Stored records:
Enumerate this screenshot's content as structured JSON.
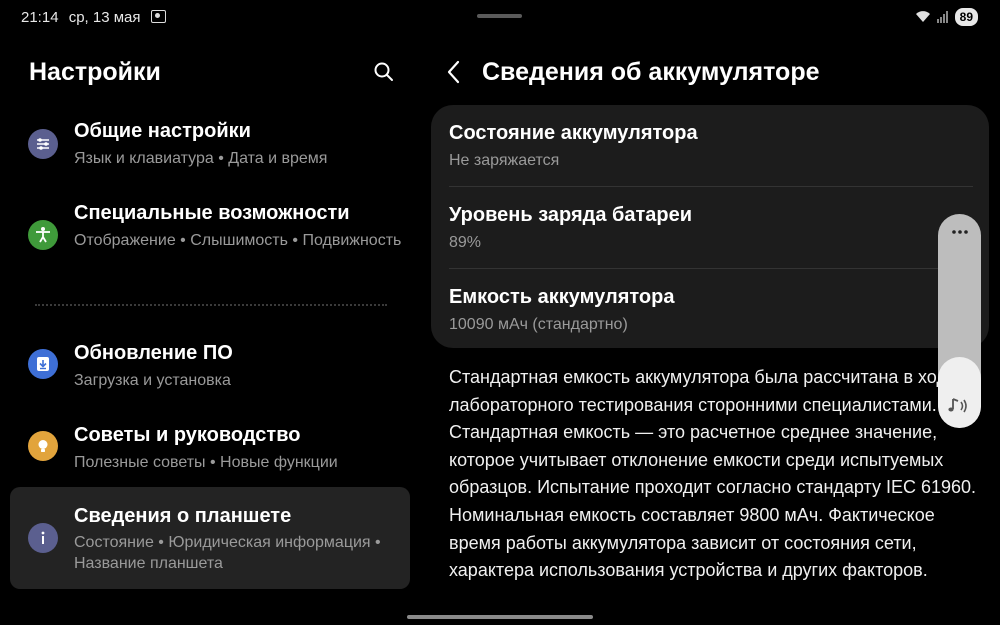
{
  "status_bar": {
    "time": "21:14",
    "date": "ср, 13 мая",
    "battery_level": "89"
  },
  "left": {
    "title": "Настройки",
    "items": [
      {
        "title": "Общие настройки",
        "subtitle": "Язык и клавиатура  •  Дата и время",
        "icon": "sliders-icon",
        "icon_color": "#5b5f8f"
      },
      {
        "title": "Специальные возможности",
        "subtitle": "Отображение  •  Слышимость  •  Подвижность",
        "icon": "accessibility-icon",
        "icon_color": "#3f9a3a"
      },
      {
        "title": "Обновление ПО",
        "subtitle": "Загрузка и установка",
        "icon": "software-update-icon",
        "icon_color": "#3e6fd6"
      },
      {
        "title": "Советы и руководство",
        "subtitle": "Полезные советы  •  Новые функции",
        "icon": "lightbulb-icon",
        "icon_color": "#e2a43c"
      },
      {
        "title": "Сведения о планшете",
        "subtitle": "Состояние  •  Юридическая информация  •  Название планшета",
        "icon": "info-icon",
        "icon_color": "#5b5f8f"
      }
    ]
  },
  "right": {
    "title": "Сведения об аккумуляторе",
    "rows": [
      {
        "title": "Состояние аккумулятора",
        "value": "Не заряжается"
      },
      {
        "title": "Уровень заряда батареи",
        "value": "89%"
      },
      {
        "title": "Емкость аккумулятора",
        "value": "10090 мАч (стандартно)"
      }
    ],
    "description": "Стандартная емкость аккумулятора была рассчитана в ходе лабораторного тестирования сторонними специалистами. Стандартная емкость — это расчетное среднее значение, которое учитывает отклонение емкости среди испытуемых образцов. Испытание проходит согласно стандарту IEC 61960. Номинальная емкость составляет 9800 мАч. Фактическое время работы аккумулятора зависит от состояния сети, характера использования устройства и других факторов."
  },
  "volume_panel": {
    "level": 0.33
  }
}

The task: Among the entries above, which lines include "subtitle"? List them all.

Answer to the problem:
        "subtitle": "Язык и клавиатура  •  Дата и время",
        "subtitle": "Отображение  •  Слышимость  •  Подвижность",
        "subtitle": "Загрузка и установка",
        "subtitle": "Полезные советы  •  Новые функции",
        "subtitle": "Состояние  •  Юридическая информация  •  Название планшета",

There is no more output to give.